I prefer reading non-fiction, and I love writing. I need to write. I have wavered between whether or not I want to share my writing, how seriously I take it, loving and hating what I have written in the past, and ferociously editing or just posting first pass drafts. The longer I live and the more I write, the less perfected and draftier my posts.

Blogging is my version of storytelling, much like the memoirs and biographies I am drawn to reading. My writing could use an editor, or at least a second or third read. Some posts should probably sit as drafts for days or weeks, until I come back and better connect points or polish paragraphs. Letting it go "as is" helps me fight a desire for perfection and get my stories out there though, and I think it's better for the readers. I don't want people to think I have it all together, because I don't. And I shouldn't.

Portrayals of life should be genuine, real, and honest We're all a little broken, a little hurting, a little frustrated, a little disappointed. But if we don't get to see that in others, we define ourselves that way, lose hope, feel like failures, and often lust after the "perfect life" we think we see. The hospitality of inviting someone in our lives is a vulnerable, beautiful practice.

We think of hospitality as how we open our homes to others, when it's really how we open ourselves to others. Own your words, talents, skills, dreams Because Vulnerable Makes the Thing Better. Vulnerability and authenticity feels scary, naked and exposing. Sharing our dreams, experiences, and hopes should feel that way because the stakes are high and our hearts are tender. The more the risk, the more the caring. If we did not care about our dream, it would not hurt as much to have it thwarted or unfulfilled. Storytelling highlights the risks we take, the regrets felt, the insecurities harnessed, and the stakes we gamble.
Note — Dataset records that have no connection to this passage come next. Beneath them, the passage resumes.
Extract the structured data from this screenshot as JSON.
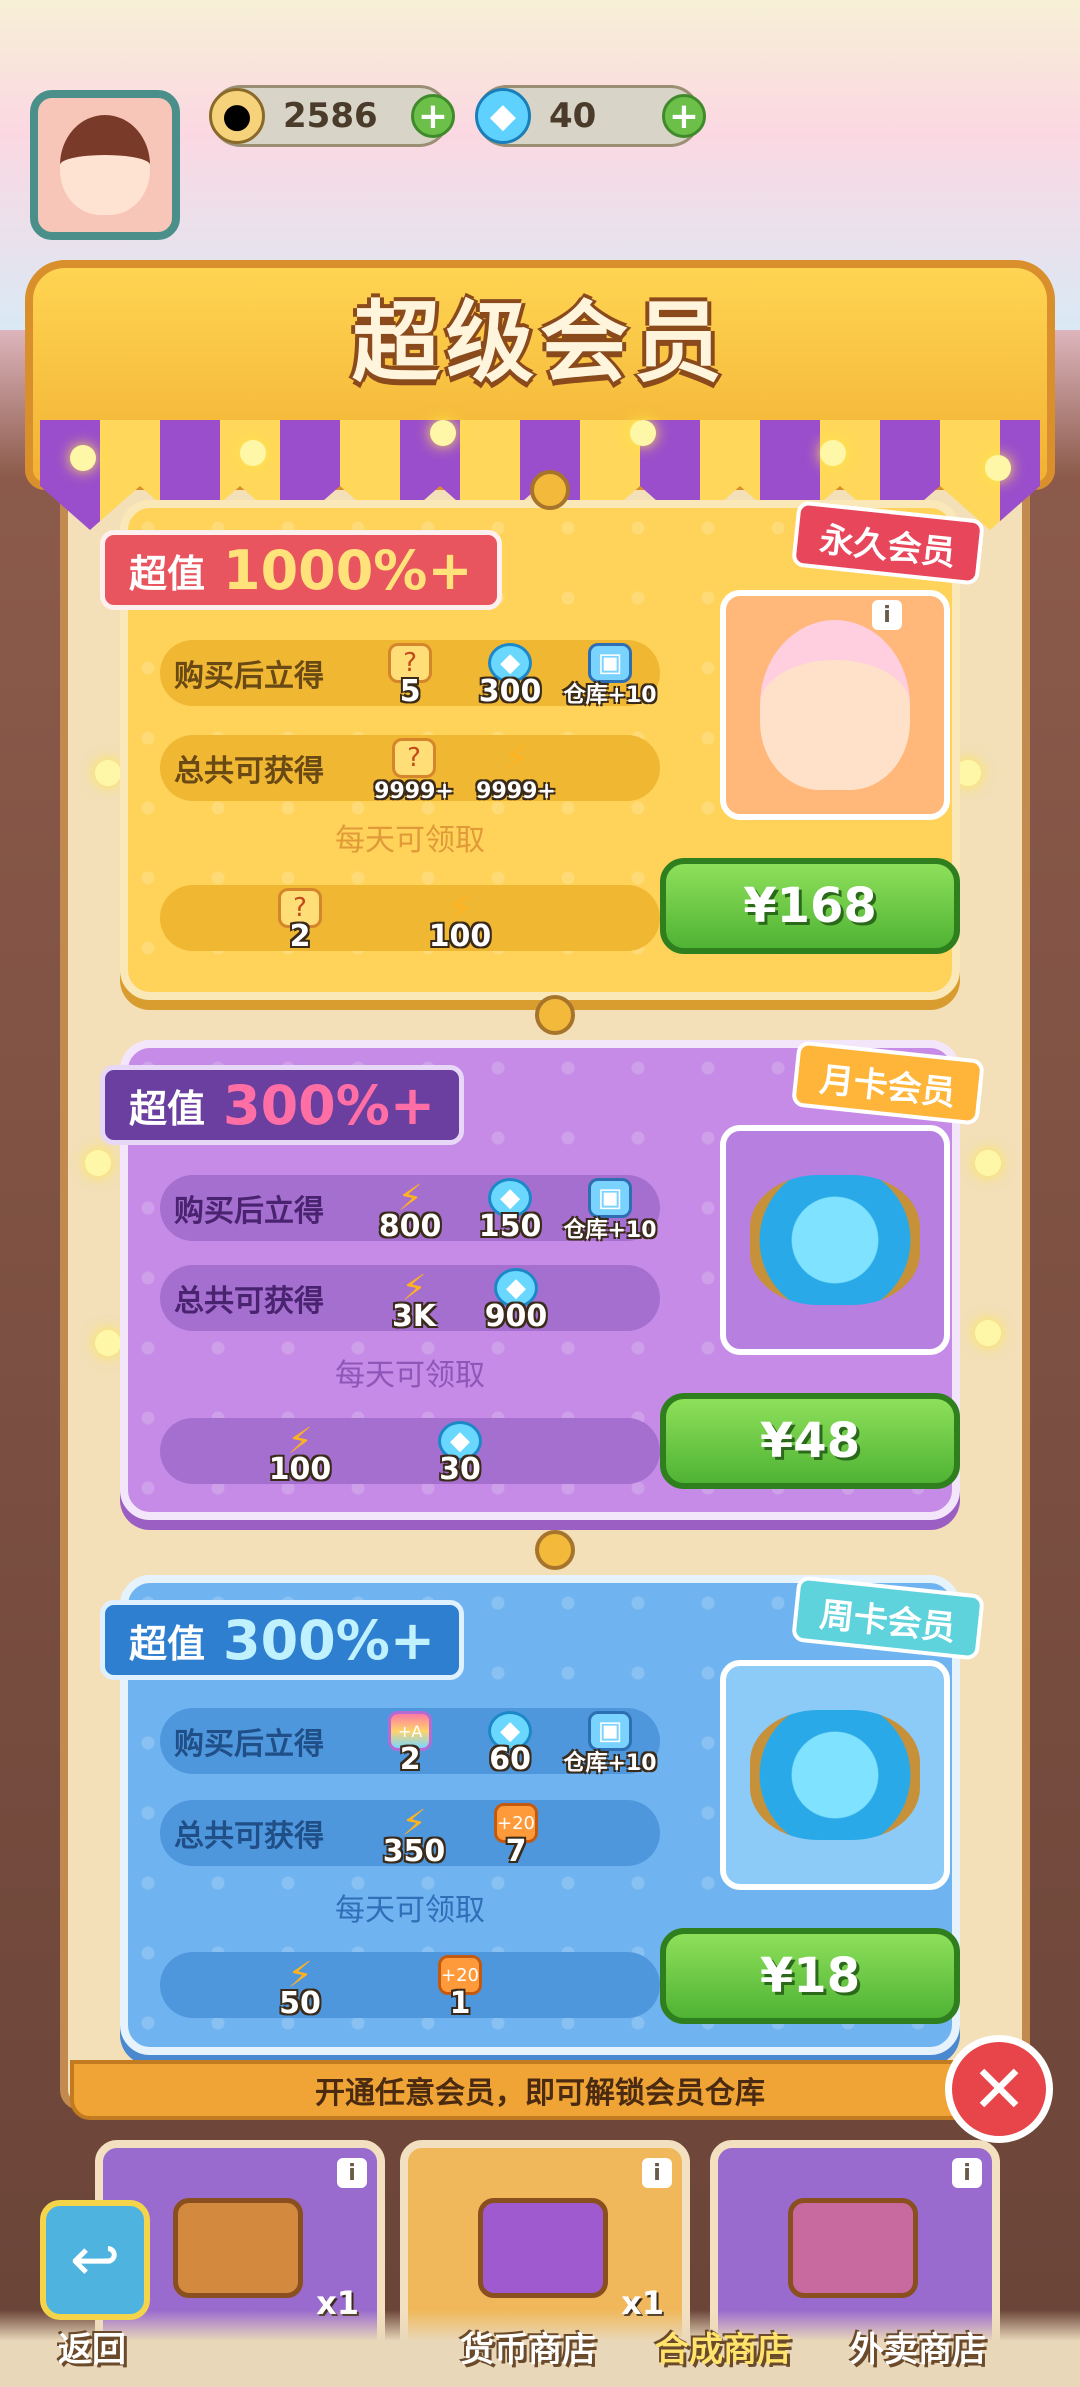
{
  "header": {
    "coins": "2586",
    "gems": "40",
    "coin_icon": "seed-coin-icon",
    "gem_icon": "diamond-icon"
  },
  "title": "超级会员",
  "cards": [
    {
      "badge_label": "超值",
      "badge_value": "1000%+",
      "tag": "永久会员",
      "row1_label": "购买后立得",
      "row1_items": [
        "5",
        "300",
        "仓库+10"
      ],
      "row2_label": "总共可获得",
      "row2_items": [
        "9999+",
        "9999+"
      ],
      "daily_label": "每天可领取",
      "daily_items": [
        "2",
        "100"
      ],
      "price": "¥168"
    },
    {
      "badge_label": "超值",
      "badge_value": "300%+",
      "tag": "月卡会员",
      "row1_label": "购买后立得",
      "row1_items": [
        "800",
        "150",
        "仓库+10"
      ],
      "row2_label": "总共可获得",
      "row2_items": [
        "3K",
        "900"
      ],
      "daily_label": "每天可领取",
      "daily_items": [
        "100",
        "30"
      ],
      "price": "¥48"
    },
    {
      "badge_label": "超值",
      "badge_value": "300%+",
      "tag": "周卡会员",
      "row1_label": "购买后立得",
      "row1_items": [
        "2",
        "60",
        "仓库+10"
      ],
      "row2_label": "总共可获得",
      "row2_items": [
        "350",
        "7"
      ],
      "daily_label": "每天可领取",
      "daily_items": [
        "50",
        "1"
      ],
      "price": "¥18"
    }
  ],
  "footer_note": "开通任意会员，即可解锁会员仓库",
  "shop_tiles": [
    {
      "qty": "x1"
    },
    {
      "qty": "x1"
    },
    {
      "qty": ""
    }
  ],
  "nav": {
    "back": "返回",
    "currency_shop": "货币商店",
    "merge_shop": "合成商店",
    "delivery_shop": "外卖商店"
  },
  "colors": {
    "gold_card": "#ffd35a",
    "purple_card": "#c58be6",
    "blue_card": "#6fb4f0",
    "buy_button": "#4fb334",
    "close_button": "#e8454a"
  }
}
Storytelling is a vulnerable act in building trust with another, and like anything we practice the more we do, the better we get, the better we see, the better we give.

I'm just a regular woman who loves, lives, and spends a lot of time falling apart a little. Here is where I write that story.